Like I mentioned last Sunday, our Sundays stay pretty busy. Last year, I used my contributions as emergency service replacements, but felt a little guilty about them. This year, I purposely planned them for my Sundays, and set my mind at ease. I want this project to be about cheerful service, not stressful service.
A few weeks ago, I received something in the mail from Lubbock's Meals on Wheels, asking for contributions for holiday meals. Everybody is familiar with Meals on Wheels, right? It's a program for homebound or challenged people, many of them elderly, to receive hot, nutritious meals delivered right to their homes. Along with the food, the recipients also have somebody checking on them, talking with them, breaking the isolation that so many in that situation experience. The Lubbock Meals on Wheels program has been delivering meals for over 40 years, and is entirely funded by community donations.
What was neat about the mailing they sent is that it had a special placemat that you could add your own message to and send in along with your donation, and then the placemat will be delivered to one of the meal recipients. Instead of writing something on it myself, I thought it would be fun to let the kids color it and add their own messages. When I told them what it was for, they loved the idea, and really treated it like something special.
I had such a good time watching them make the placemat, that when they asked me if we could go swimming afterwards, I couldn't say no, even though it was only about 40 degrees outside. Swimming ended up being a blast, though. There were two people swimming laps in the lap lanes, but we had the entire pool to ourselves aside from them. Jack was especially thrilled; he jumped off the side of the pool into my arms, and then put his face about an inch from mine and beamed, "I'M HAVING THE BEST DAY, DADDY!" He was right: it was a really nice day.

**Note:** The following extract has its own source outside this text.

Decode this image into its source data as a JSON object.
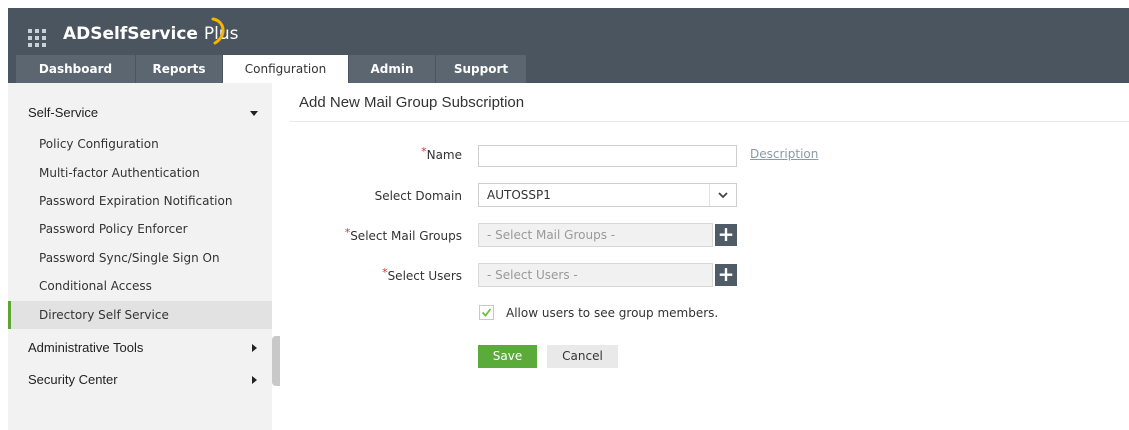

Affirmation Project: If the phrase that I used in the first paragraph, "cheerful service," means anything special to you, then you may also be a member of the Order of the Arrow. If I made a list of the five most influential things in my life, Boy Scouts would easily, easily make it on that list. I was a pretty bookish, solitary kid, and I didn't even want to join Scouts when my dad made me. It turned out to be one of the best things that could have happened to me. Scouts made me into the person I am today. It taught me to work with my peers, and to develop leadership not only in myself, but also to help develop it in others. It instilled in me a love of the outdoors and of trying new things. And, you know, it was just a lot of fun. Mr. James Harris, my Scoutmaster, shaped my life and the lives of so many others. Doing a project like Project Advent only occurred to me at all because of the brotherhood of cheerful service that I was fortunate to be a part of.